We acknowledge that these changes to child support are important and that the system needs fixing. We are deeply concerned about the unintended consequences for families that are already on low incomes. It may stretch their budgets beyond breaking point. Such protections are critical given the risk of poverty already confronted by many of these families. That is why the Greens recommended in our minority report that an appropriate system be developed to model and investigate the impact of the child support income changes when they are combined with the Welfare to Work changes. Both of these changes will potentially lower the income of some families. We know it will not be all of them, but some families are going to have their incomes lowered.
We need a system that is fair and equitable and that puts the welfare of our kids first. It makes no sense for the government to simultaneously advocate two radically different models of parental care. The contradictions between the notion of equal shared care in child support law and the notion that there is only one principal carer under welfare law must be resolved.
To decide arbitrarily that those under the age of 18 are not capable of handling a lump sum and list the reasons why this is so, which equally apply to those aged 18, is to me also inequitable. The Greens believe that a far better way of delivering, as it is changed in the law, what is now called the baby bonus would be to do so in periodic fortnightly payments.
We take the risk that these changes, particularly those brought by Welfare to Work, the child support changes and the family law changes, may adversely impact on some families and children who are already living in or very near poverty. We should be modelling and looking at these impacts now so that we do not wait until the crisis occurs before taking action.

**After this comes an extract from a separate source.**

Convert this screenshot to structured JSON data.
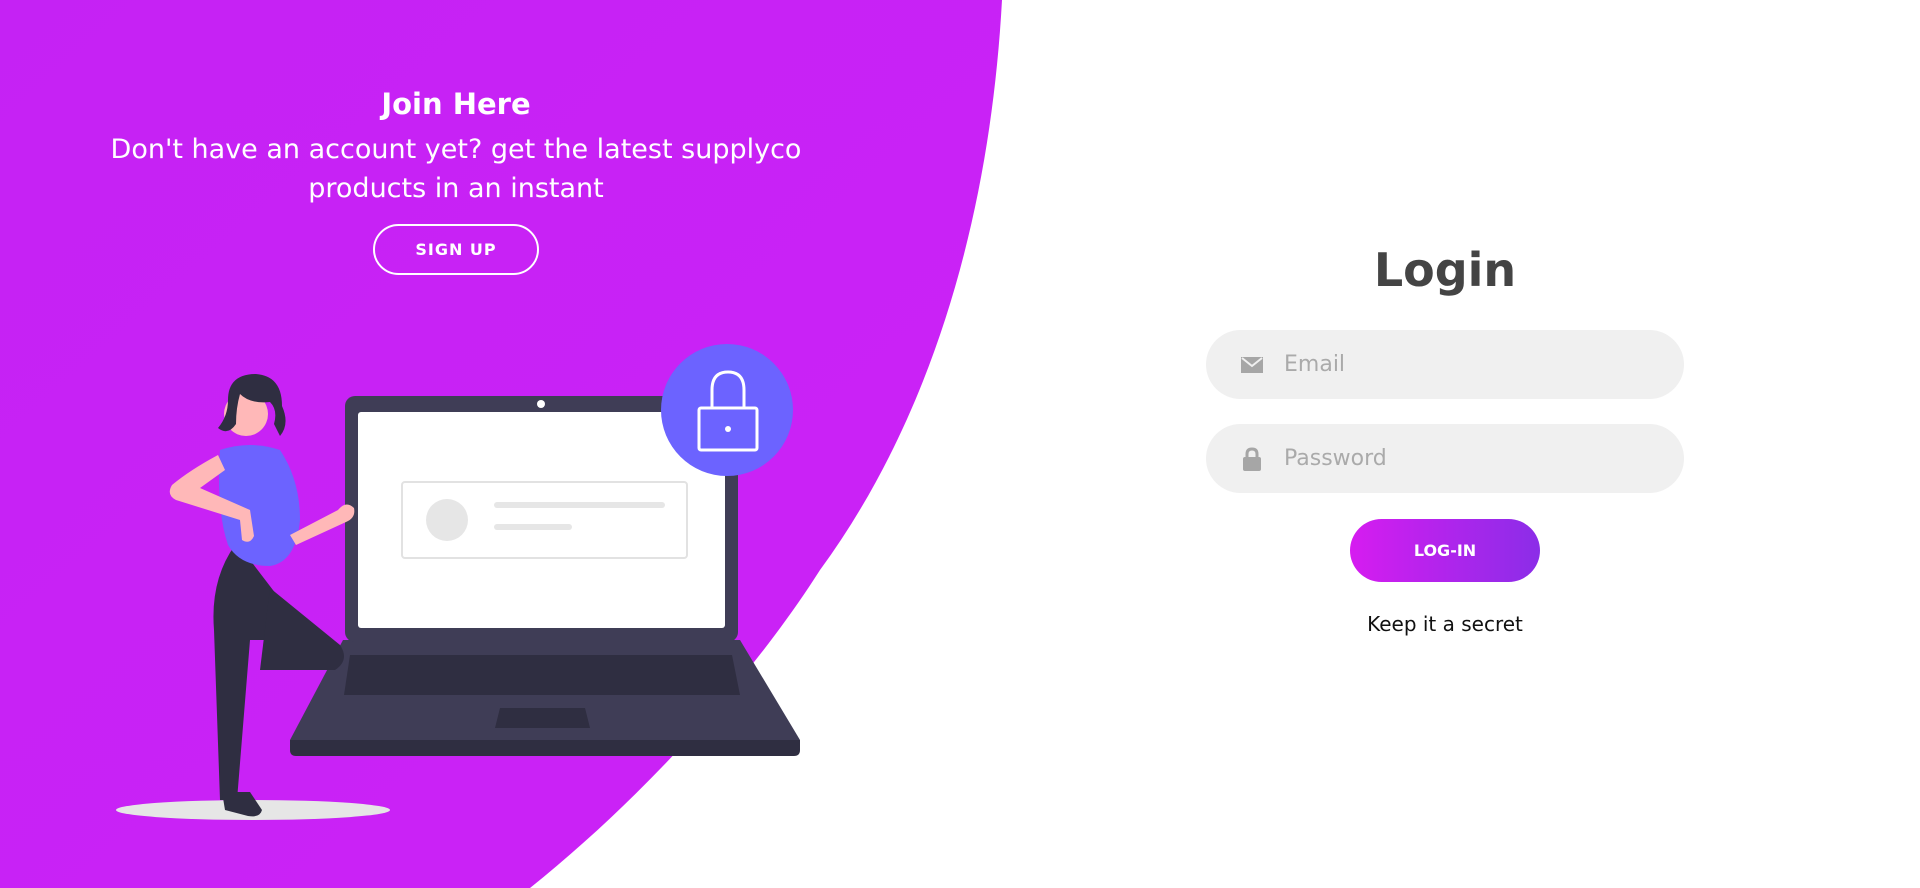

As I have outlined, the Greens will be moving amendments to this legislation in the committee stage, both amending the principal carers provision and requiring the baby bonus payments to be made in periodic payments with the possibility of variation at the discretion of the secretary of the department.